Design of Experiments…
… DOE or Design of Experimentation, DMAIC, Level Factorial Method ©,Taguchi, Shainin…As organizations seek to drive down product and process variation they implement Statistical Process Control, Lean, JIT and or Six Sigma. Another very powerful set of tools lie in Design of Experiments.
The statistics associated with design of experimentation need not be overly difficult. It does take time and resource allocation, however, the rewards far outweigh the costs (time, people, equipment, etc.).
Design of experiments, tends to follow key stages:
1) Identify the customer needs
2) Identify the design centre for each customer need
3) Measure the current variation from the design centre
4) Perform Design of Experimentation (DOE) to identify the root causes of variation
5) Tightly control the root causes
6) Repeat from step three again, to one order of magnitude improvement
7) Repeat until you achieve a Cpk of 8 or better.
DOE or Design of Experimentation is about identifying the potential causes of variation, and, performing a structured experiment to see the impact of changes in the relative levels of the potential sources of variation.
DOE has many forms ranging from Taguchi through to Shainin. Taguchi tends to be seen as very complex, requires significant training and remains in the realm of the DOE Engineer. Shainin’s approach is significantly simpler with fewer experiments and a capability of performing DOE within the realm of the trained process supervisor.
However, such approaches still prove quite complex for many involved in working to reduce product and process variation via design of experiments. The results can also remain disappointing.
The Level Factorial Method © is a simpler method, compared to other DOE methods currently in use, yet provides the capability to identify root causes of variation, with a simplicity which belies it’s power.
You still need to identify a range of potential causes of variation.
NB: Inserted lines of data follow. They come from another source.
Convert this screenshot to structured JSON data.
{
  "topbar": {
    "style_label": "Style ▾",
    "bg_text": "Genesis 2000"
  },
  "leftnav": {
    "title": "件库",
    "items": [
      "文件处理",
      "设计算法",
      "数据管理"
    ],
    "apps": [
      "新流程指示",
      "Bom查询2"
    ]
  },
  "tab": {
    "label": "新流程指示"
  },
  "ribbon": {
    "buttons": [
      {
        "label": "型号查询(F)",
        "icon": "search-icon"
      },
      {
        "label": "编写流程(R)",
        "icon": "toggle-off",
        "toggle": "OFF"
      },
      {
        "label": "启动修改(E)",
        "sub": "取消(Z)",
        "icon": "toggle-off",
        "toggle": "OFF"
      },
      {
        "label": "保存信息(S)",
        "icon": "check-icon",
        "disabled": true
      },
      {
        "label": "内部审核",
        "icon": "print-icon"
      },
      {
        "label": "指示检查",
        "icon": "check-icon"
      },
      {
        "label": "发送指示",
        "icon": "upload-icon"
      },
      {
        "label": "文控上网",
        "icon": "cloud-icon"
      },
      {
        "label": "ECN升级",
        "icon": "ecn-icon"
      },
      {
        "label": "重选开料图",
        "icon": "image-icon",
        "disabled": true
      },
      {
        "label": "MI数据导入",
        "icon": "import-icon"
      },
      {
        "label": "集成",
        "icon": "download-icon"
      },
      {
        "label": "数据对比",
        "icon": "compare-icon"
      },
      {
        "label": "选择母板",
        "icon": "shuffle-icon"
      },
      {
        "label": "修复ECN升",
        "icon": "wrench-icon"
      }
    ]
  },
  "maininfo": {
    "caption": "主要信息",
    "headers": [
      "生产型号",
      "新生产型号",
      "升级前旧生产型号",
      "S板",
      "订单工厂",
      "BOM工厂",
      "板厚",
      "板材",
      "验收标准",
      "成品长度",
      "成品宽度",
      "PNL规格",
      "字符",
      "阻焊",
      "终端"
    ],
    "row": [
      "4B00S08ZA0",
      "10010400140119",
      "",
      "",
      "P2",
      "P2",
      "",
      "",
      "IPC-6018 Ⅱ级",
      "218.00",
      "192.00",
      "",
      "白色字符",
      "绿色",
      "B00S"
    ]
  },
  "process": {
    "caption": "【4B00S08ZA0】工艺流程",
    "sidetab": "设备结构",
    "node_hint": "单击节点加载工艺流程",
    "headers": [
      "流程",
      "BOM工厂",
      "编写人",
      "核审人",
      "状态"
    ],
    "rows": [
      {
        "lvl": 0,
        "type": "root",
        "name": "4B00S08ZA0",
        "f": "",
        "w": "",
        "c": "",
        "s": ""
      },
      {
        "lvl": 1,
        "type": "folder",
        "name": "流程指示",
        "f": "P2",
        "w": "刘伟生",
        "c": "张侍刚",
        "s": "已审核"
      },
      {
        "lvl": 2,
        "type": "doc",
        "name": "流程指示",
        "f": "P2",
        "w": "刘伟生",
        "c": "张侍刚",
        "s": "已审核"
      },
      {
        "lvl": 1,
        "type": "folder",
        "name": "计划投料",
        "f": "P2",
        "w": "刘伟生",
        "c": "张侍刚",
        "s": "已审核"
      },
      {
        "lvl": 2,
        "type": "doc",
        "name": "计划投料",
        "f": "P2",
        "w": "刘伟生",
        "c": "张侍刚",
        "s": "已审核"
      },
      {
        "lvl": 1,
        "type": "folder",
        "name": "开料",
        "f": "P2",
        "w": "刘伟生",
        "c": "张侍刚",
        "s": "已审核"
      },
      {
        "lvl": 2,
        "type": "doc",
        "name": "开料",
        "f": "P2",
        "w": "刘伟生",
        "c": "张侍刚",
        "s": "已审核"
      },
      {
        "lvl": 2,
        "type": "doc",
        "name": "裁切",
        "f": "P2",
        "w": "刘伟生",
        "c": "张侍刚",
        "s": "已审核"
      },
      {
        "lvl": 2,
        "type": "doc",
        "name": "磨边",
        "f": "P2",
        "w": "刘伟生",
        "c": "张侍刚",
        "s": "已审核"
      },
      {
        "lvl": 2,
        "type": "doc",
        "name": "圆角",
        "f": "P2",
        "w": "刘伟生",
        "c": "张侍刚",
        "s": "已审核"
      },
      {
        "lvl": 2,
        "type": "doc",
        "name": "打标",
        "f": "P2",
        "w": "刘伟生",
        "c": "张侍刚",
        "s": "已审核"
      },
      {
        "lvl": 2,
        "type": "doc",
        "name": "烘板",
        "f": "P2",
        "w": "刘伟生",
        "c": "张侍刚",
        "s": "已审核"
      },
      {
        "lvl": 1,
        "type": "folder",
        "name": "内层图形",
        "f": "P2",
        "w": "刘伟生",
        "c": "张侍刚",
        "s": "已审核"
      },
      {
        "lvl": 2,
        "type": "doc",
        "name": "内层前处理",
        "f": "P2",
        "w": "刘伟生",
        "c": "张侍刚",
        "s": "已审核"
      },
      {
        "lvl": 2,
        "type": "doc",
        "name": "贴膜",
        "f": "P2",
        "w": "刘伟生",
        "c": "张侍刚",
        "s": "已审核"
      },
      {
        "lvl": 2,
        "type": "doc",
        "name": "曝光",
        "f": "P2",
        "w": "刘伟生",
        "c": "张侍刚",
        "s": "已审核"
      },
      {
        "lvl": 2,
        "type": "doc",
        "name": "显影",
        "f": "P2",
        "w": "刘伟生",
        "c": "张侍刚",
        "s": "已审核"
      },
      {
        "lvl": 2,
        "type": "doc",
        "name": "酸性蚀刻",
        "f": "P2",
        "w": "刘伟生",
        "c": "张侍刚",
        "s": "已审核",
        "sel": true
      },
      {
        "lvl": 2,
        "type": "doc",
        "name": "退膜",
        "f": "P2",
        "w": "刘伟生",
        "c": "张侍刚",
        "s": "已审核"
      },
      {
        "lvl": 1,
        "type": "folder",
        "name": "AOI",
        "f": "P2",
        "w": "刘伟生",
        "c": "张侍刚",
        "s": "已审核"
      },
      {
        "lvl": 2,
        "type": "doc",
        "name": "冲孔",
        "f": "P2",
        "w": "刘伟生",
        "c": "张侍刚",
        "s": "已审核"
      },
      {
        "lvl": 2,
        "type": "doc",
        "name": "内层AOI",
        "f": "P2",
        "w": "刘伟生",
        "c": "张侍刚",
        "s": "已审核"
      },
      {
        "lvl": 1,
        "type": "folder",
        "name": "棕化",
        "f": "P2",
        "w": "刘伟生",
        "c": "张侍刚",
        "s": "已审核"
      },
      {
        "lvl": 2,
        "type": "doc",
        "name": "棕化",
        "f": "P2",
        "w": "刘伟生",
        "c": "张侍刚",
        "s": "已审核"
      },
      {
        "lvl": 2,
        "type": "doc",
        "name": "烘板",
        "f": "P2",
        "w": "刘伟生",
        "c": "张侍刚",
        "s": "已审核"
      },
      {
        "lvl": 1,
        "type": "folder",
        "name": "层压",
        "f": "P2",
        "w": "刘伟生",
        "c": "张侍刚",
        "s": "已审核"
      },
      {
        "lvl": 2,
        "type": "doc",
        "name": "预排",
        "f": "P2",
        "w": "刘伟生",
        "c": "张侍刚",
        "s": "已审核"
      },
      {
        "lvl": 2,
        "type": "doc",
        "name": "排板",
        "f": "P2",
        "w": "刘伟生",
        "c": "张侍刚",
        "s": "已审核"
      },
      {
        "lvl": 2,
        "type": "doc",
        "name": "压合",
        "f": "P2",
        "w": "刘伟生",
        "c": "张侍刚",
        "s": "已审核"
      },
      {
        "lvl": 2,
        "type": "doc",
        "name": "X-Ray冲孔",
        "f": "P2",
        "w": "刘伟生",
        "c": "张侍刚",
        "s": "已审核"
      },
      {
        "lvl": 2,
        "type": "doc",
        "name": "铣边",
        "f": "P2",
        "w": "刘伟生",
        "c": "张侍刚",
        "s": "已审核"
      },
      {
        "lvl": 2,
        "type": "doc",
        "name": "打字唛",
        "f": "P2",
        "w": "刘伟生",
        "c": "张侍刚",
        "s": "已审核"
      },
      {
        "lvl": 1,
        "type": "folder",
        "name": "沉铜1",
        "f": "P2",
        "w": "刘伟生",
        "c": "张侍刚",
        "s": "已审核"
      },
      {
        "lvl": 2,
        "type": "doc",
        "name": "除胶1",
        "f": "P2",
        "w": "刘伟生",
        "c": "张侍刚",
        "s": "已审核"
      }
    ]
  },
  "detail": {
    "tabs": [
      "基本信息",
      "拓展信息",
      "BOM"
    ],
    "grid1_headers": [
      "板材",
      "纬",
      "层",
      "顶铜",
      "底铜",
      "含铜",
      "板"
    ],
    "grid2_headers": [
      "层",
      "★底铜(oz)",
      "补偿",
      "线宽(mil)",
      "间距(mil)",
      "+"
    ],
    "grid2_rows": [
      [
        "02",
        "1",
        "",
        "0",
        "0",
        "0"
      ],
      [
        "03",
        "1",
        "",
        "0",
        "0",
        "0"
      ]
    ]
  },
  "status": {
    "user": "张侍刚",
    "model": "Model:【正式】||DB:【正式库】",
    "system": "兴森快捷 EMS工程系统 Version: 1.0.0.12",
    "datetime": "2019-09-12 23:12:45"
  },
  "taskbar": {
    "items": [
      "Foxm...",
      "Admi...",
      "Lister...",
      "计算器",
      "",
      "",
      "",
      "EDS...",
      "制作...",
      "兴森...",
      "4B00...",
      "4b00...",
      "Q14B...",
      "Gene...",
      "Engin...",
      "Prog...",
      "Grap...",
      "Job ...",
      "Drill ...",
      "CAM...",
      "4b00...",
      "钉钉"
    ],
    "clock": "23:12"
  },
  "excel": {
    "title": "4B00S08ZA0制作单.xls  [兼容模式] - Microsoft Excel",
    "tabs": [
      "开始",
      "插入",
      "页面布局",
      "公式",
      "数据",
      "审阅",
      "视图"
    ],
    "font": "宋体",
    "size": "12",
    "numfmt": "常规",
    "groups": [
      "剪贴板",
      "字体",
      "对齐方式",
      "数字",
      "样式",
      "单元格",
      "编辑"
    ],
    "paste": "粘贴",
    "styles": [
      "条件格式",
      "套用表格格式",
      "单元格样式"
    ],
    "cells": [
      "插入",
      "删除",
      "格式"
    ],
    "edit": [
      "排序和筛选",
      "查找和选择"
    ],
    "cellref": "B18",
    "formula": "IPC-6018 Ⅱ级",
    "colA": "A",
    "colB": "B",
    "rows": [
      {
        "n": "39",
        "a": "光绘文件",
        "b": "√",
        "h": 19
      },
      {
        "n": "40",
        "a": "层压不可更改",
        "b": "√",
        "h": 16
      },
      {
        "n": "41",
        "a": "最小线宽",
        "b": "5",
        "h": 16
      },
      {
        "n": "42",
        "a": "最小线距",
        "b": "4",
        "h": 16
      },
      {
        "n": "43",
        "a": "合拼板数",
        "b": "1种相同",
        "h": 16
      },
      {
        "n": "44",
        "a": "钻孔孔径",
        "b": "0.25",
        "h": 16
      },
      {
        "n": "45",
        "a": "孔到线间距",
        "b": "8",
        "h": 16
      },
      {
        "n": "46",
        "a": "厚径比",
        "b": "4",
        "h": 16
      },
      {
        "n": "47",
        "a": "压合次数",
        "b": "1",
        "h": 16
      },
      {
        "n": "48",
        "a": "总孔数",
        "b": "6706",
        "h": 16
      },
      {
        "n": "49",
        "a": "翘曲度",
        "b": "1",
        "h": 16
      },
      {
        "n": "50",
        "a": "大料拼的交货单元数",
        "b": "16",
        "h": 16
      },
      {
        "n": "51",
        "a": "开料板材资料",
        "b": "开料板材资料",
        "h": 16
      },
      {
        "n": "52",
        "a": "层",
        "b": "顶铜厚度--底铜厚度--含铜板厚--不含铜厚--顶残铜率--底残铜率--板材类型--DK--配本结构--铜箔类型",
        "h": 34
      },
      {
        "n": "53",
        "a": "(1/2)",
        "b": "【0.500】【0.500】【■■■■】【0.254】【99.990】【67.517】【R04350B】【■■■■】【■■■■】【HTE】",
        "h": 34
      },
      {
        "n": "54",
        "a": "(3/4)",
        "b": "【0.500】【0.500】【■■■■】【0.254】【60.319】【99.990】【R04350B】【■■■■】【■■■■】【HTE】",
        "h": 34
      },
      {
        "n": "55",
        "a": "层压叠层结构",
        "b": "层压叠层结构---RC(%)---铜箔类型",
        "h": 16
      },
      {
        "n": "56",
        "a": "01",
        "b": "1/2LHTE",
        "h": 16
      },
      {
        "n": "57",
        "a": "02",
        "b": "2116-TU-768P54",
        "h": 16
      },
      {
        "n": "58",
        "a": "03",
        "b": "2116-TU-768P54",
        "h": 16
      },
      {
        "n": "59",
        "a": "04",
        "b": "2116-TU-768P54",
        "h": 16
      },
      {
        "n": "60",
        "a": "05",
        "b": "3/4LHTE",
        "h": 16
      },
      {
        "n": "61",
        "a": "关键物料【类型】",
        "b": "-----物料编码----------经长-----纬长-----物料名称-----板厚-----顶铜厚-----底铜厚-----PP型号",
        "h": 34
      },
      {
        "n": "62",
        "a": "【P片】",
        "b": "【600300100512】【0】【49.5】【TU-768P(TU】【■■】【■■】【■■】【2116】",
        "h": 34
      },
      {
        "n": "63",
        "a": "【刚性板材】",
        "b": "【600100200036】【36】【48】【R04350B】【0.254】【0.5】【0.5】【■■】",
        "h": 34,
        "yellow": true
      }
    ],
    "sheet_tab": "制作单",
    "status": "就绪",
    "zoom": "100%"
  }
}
You will still need to perform experiments. You will still need to assess results to ascertain their true impact on the actual product or process. However, the key to the Level Factorial Method © is the fact that fewer experiments will be needed, less time is required on performing actual testing and the results obtained are superior to those of other methods.
Kindly note, this presentation is under revision and is not currently available for sale.